A modern libertarian discusses the problems of immigration

This is from Gary North in the Journal of Libertarian Studies: The Sanctuary Society and its Enemies

In the United States today, the waiting period for citizenship is as short as five years. The waiting period is similar in other democratic nations. This, not the threat of economic competition, is the problem of immigration for the free society. Because the citizen authoritatively declares the law and seeks to impose it on others, he can become a threat to the free society. The problem is the moral content of his confession of faith and his possession of civil sanctions, not his productivity and his possession of economic sanctions. Mises was short-sighted here: a nineteenth-century, anti-clerical, would-be value-free analyst, i.e., a liberal. It is not the welfare state as such that creates the problem of immigration; rather, it is the confession of faith of the would-be immigrants. If their confession inherently threatens the moral and judicial foundations of the free society, then immigration is a problem, with or without the presence today of a welfare state. Freedom is based on more than private contracts. It is based on a moral vision, which includes a vision of the moral boundaries of the state.

This is the single most important issue of our time. Read it all.

No such thing as “the level of demand” at an aggregate level

Through the whole of the Costello years as Treasurer, I would say that everyone would live through these exceptionally good economic times, but no one would learn a thing. And it’s not just that we had balanced budgets, but had ZERO DEBT. Only country ever to do this and we floated on air. So then we elected Labor and then we had the GFC, and then we had the advice from Treasury to go early and go hard, and so here we are today, in a crumbling economy with living standards heading south. Which is a preamble to this: Peter Costello and later treasurers right to stress benefit of surpluses. Not so sure about those later treasurers, but Peter was the legitimate article, Australia’s greatest Treasurer.

In his book on Australian treasurers, Bowen describes Costello as the country’s first post-Keynesian treasurer, rejecting the idea that taxes and spending should be used to manage the level of demand in the economy, with that task left to the Reserve Bank. The pursuit of a budget surplus was seen as evidence of good economic management and became an end in itself. Costello was able to distil his political message into a simple message: “Surpluses are good and Liberals deliver surpluses,” Bowen writes.

Half way there. There is no such thing as “the level of demand” at an aggregate level. You cannot manage it. You cannot cause it to go up and down. Aggregate demand has no separate existence apart from aggregate supply. It is Keynesian junk theory whether it is spending or adjusting rates. It will not work and never has, ever. Modern macro is false from end to end. As John Stuart Mill put it, and found in my Free Market Economics where it is explained at great length: “demand for commodities is not demand for labour”. That was written 170 years ago. The idea that there is progress in economic theory is just plain wrong.

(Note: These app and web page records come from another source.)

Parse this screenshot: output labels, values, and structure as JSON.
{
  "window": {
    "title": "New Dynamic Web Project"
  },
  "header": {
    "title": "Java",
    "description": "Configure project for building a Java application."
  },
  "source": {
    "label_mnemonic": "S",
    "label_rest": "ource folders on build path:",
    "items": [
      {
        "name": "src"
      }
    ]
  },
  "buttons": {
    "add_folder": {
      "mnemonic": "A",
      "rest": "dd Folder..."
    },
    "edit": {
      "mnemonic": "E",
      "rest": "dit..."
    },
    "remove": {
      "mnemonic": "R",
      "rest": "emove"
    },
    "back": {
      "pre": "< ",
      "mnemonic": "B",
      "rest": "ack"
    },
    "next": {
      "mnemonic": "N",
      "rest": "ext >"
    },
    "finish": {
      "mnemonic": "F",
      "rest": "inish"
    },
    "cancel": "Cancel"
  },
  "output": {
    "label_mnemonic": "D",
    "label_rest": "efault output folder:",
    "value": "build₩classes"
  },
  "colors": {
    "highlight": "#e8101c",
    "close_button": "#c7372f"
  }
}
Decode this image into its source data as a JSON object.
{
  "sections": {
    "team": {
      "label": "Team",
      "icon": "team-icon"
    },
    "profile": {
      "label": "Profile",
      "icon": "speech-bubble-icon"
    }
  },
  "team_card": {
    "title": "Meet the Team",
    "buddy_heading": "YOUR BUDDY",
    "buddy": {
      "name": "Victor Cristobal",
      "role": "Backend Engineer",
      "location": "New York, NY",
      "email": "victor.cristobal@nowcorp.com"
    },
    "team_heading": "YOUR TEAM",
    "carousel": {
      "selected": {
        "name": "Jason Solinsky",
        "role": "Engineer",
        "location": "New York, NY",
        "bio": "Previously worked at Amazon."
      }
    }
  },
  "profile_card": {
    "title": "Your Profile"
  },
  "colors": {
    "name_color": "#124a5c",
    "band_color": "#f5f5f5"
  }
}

PLUS THIS: From Max in the comments:

“Austrian theorist Henry Hazlitt argued that aggregate demand is ‘a meaningless concept’ in economic analysis. Friedrich Hayek , another Austrian, wrote that Keynes’ study of the aggregate relations in an economy is ‘fallacious’, arguing that recessions are caused by micro-economic factors.”

“The Keynesian is a collectivist methodologically. He looks at aggregates. He recommends government programs that affect aggregates.”

“Keynes argued, and his disciples still argue, that the cause of unemployment is insufficient aggregate demand. This is another way of saying that the cause of unemployment is excessive aggregate supply. The fact that Keynesians never put it this way does not affect the analytical truth of the argument.”

Absolutely dead on. Is this the source: Illegal Aliens and Unemployment: Causes and Effects by Gary North?